The ongoing health crisis has worsened the unemployment rate in the country. The government has estimated that some 5.5 million people may lose their jobs this year, pushing Indonesia’s unemployment rate to between 8.1 and 9.2 percent, up from 5.28 percent last year.

“There is still a potential for investment even though it’s leaning toward the residential sector,” Wendy said.

A recent survey held by online property marketplace 99.co and rumah123.com found that 76 percent of the surveyed respondents were still looking for a residential property this year amid the economic downturn.

Based on the marketplace survey, a quarter of the respondents, most of whom were millennials living in Greater Jakarta, were looking for houses priced between Rp 250 million (US$17,069) and Rp 500 million or Rp 1 billion and Rp 2 billion.

However, while there was still potential for demand, Wendy said the painstaking process for developers to obtain a IMB and file all required licenses had caused prices to go up while simultaneously dissuading investors.

The World Bank’s 2020 Ease of Doing Business (EODB) index estimated that it took 191 days to complete construction permit requirements for a standard warehouse in Jakarta, above East Asia and Pacific countries’ average of 132 days.

The cost of a permit in the capital has also proven to be expensive, at around 8.5 percent of property value, nearly double the average 4.5 percent of property value in East Asia and Pacific countries, according to  the EODB.

Besides cumbersome regulation, the construction and property sector are also facing high liquidity risk and immense pressure for shareholder returns due to the impact of COVID-19, Ernst and Young senior adviser Bernardus Djonoputro said.

“The unprecedented downturn and limited access to capital is forcing us to work hard and innovate in all aspects of our sector,” he said.

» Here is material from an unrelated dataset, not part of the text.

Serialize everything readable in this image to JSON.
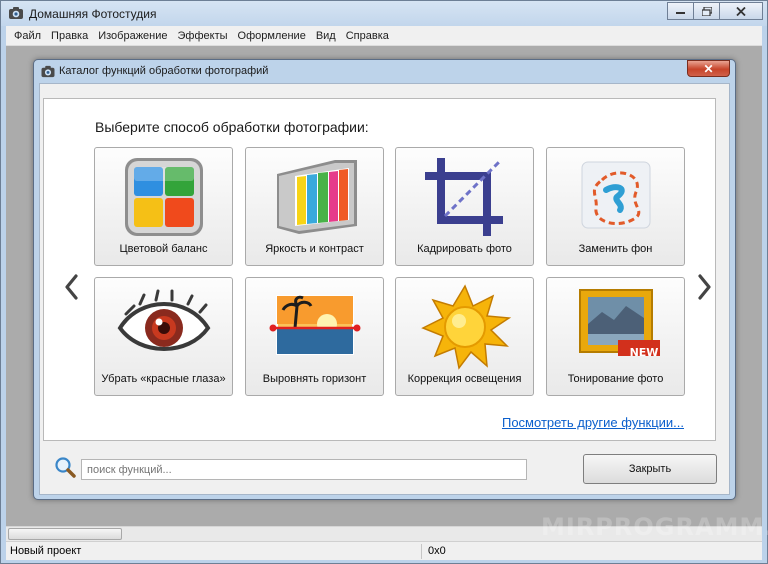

The pandemic has brought woes to the country’s construction sector, as inconsistent site closures and supply chain disruption caused by the health crisis are adding to project costs. 

Bandung Institute of Technology School of Business and Management lecturer Aries Firman said developers must adopt data analytics and utilize automation during their property’s construction to increase efficiency during times when liquidity was scarce.

To avoid regulatory hurdles, Aries also urged developers to make comprehensive plans prior to the physical construction phase. 

“There are many developers that plan as they go. When they are faced with compliance issues, they have to take a step back because they didn't anticipate them to begin with,” he said.

Furthermore, he added that developers could use building plans from a design library rather than start from scratch and consolidate their value chain to improve efficiency and reduce cost.